• [Exercise details] When "exercises" occurs in a line of the material, copy that line.

• [Provided information]
____________________
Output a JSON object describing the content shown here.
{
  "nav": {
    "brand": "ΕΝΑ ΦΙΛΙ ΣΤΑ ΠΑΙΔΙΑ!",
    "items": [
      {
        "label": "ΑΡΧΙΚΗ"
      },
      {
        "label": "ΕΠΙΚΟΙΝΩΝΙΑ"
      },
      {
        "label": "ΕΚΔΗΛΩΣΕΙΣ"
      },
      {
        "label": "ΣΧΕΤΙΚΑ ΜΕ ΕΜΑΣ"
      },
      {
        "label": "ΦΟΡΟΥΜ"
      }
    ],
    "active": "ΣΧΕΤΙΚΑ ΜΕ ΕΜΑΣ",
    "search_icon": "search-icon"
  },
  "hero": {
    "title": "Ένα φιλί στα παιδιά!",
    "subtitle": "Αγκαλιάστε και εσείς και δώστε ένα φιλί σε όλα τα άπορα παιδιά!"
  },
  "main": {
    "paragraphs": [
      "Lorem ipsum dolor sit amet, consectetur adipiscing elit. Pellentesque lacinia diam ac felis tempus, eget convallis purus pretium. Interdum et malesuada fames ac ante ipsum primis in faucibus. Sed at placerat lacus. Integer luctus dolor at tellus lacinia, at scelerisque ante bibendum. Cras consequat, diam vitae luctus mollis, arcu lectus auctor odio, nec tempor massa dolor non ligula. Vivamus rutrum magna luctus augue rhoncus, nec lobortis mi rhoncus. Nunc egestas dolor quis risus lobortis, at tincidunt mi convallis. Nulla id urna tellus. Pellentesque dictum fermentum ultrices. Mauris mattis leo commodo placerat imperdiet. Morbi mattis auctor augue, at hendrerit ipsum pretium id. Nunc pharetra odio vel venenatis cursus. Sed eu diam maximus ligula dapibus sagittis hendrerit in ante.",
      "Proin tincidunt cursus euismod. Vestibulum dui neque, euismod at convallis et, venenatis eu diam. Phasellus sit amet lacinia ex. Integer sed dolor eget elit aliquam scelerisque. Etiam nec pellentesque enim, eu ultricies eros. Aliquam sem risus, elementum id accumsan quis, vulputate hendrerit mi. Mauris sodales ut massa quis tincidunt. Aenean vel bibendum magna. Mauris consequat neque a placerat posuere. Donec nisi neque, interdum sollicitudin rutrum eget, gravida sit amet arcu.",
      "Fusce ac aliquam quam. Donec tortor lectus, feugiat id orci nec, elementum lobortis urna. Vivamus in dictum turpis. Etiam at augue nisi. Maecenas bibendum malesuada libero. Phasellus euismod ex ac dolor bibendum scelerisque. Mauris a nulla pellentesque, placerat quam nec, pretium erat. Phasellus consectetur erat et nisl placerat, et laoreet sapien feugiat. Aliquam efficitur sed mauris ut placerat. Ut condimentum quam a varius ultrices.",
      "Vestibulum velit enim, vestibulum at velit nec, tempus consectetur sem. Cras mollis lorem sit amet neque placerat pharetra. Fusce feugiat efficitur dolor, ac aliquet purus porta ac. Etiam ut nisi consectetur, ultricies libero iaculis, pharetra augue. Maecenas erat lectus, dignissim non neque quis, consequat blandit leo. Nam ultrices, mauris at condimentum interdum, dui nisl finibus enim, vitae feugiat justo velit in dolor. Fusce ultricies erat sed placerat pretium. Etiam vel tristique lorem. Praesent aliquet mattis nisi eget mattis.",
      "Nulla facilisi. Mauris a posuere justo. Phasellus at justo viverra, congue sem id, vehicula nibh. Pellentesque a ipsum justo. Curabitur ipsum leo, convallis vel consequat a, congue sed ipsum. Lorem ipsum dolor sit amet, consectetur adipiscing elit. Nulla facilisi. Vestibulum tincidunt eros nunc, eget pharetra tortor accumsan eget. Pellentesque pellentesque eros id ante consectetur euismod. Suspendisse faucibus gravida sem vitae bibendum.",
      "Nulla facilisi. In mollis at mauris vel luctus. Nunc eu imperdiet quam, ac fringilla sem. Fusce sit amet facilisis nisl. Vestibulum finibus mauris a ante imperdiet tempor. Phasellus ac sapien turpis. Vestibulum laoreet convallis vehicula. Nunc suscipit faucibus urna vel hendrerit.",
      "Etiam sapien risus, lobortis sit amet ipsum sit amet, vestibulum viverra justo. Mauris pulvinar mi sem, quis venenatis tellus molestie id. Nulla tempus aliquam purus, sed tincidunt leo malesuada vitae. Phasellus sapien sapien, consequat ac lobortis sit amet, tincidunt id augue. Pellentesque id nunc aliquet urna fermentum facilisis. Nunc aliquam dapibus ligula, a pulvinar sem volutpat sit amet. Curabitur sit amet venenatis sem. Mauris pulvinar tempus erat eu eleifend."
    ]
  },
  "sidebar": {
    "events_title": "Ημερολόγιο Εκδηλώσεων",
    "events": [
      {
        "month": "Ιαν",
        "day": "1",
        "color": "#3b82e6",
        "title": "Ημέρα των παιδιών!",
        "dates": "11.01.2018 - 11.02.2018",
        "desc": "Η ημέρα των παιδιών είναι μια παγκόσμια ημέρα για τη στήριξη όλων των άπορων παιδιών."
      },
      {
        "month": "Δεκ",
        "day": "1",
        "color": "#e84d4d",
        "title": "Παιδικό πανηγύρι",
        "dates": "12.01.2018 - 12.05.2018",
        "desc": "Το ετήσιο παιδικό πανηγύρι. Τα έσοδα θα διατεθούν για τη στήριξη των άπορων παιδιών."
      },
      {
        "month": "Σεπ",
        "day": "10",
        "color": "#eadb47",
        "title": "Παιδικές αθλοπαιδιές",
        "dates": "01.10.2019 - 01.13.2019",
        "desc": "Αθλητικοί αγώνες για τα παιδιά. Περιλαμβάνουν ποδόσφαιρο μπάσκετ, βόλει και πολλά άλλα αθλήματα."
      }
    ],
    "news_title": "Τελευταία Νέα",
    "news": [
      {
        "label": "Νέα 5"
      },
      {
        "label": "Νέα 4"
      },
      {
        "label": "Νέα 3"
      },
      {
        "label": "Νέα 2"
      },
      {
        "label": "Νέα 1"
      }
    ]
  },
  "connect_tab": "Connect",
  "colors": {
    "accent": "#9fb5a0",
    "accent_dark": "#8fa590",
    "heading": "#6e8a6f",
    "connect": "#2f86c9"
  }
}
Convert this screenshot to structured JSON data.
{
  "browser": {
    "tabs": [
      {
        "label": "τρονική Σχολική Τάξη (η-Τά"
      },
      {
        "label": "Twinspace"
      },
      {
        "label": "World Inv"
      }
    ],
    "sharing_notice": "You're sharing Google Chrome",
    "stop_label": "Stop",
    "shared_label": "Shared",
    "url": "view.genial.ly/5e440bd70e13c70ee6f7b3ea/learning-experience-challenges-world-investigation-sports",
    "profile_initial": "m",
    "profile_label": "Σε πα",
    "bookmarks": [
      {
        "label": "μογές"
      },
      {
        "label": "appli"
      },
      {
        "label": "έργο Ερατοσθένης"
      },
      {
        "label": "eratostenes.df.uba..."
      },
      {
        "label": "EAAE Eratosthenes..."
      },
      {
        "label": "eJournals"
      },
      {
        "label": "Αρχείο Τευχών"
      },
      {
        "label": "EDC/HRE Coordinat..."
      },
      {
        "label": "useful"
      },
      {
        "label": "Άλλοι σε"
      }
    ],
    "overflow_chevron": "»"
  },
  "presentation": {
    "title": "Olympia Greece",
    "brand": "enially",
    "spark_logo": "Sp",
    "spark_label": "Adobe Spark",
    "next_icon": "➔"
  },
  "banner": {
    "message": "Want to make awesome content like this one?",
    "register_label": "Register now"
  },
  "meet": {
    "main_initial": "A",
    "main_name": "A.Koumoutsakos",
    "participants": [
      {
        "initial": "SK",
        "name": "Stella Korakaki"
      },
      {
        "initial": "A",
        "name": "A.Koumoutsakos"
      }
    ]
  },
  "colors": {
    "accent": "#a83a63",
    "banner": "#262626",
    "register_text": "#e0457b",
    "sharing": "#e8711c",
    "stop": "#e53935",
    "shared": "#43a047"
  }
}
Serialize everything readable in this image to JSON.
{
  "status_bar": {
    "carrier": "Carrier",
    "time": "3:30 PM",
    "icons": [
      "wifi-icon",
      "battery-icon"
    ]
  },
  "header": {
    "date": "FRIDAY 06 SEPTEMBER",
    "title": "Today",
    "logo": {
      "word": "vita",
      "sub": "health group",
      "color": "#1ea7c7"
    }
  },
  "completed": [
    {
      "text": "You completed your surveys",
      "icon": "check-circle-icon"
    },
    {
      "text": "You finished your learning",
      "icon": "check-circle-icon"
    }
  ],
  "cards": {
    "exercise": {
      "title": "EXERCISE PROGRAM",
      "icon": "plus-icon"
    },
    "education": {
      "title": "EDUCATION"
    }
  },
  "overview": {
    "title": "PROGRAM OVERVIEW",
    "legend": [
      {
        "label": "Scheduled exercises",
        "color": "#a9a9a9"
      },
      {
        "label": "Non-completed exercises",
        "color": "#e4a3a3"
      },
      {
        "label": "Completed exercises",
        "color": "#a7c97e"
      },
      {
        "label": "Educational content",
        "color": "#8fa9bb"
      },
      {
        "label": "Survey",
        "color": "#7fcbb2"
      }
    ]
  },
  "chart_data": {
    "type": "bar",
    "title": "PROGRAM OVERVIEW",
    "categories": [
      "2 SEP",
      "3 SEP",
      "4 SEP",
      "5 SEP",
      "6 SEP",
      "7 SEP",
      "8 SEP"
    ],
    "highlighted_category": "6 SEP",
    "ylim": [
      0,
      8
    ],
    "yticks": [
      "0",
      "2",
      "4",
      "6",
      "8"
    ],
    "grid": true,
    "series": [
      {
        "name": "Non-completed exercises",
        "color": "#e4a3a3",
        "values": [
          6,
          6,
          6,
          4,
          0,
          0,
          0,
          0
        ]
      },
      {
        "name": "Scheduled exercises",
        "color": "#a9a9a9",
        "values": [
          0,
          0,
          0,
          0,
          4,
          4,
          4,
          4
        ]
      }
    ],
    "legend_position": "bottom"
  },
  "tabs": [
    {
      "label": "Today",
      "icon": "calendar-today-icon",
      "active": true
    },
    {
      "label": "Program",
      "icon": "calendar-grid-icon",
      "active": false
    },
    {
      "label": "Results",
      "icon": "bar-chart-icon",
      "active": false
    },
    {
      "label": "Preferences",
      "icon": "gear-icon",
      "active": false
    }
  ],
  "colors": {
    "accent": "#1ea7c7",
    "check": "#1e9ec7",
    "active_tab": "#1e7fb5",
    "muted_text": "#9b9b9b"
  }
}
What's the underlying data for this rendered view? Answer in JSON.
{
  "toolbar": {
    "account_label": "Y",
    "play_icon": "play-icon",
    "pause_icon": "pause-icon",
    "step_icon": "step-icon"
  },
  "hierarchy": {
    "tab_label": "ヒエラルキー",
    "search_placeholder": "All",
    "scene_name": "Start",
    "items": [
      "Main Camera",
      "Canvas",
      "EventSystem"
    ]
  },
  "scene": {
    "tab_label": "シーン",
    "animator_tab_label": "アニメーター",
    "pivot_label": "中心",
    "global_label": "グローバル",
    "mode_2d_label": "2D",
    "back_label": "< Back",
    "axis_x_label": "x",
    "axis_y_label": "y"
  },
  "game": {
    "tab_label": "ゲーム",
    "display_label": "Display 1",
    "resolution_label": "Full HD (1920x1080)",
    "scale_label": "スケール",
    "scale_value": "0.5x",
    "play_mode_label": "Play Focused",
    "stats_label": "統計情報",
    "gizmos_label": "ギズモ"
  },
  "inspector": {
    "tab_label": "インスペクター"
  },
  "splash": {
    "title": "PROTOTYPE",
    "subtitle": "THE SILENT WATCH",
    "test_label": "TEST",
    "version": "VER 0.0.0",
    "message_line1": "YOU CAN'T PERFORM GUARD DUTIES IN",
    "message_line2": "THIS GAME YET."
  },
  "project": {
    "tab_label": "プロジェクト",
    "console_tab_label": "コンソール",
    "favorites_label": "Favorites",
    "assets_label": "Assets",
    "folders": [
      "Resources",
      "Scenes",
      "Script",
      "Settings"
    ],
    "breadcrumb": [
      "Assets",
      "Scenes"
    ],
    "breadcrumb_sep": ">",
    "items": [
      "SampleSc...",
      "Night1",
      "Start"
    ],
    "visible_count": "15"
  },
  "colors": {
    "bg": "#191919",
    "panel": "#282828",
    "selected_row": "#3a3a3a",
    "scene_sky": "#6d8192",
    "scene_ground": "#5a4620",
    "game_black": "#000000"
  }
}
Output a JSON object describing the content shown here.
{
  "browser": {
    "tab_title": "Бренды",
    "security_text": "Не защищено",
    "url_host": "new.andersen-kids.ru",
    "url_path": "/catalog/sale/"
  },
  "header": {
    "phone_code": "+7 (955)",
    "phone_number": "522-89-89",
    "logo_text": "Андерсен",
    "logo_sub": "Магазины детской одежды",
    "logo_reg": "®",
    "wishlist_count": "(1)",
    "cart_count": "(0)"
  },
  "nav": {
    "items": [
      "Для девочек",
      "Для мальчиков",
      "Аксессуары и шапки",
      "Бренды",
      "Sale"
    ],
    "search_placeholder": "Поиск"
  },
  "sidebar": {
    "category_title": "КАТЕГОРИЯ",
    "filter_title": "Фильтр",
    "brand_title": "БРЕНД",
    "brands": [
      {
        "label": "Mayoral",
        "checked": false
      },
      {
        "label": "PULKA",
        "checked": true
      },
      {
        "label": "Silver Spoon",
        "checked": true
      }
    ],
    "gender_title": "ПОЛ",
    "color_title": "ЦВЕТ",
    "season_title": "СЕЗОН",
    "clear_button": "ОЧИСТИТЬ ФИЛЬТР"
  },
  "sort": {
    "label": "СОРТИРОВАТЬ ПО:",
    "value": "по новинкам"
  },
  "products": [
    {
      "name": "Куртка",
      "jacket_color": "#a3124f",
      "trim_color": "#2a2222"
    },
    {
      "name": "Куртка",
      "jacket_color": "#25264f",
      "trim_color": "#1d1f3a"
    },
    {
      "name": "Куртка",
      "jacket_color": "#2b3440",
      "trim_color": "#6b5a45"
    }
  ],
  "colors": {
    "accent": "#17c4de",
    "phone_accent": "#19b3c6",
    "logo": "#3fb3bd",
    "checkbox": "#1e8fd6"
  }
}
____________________
• [Solution to this exercise]
        "label": "Scheduled exercises",
        "label": "Non-completed exercises",
        "label": "Completed exercises",
        "name": "Non-completed exercises",
        "name": "Scheduled exercises",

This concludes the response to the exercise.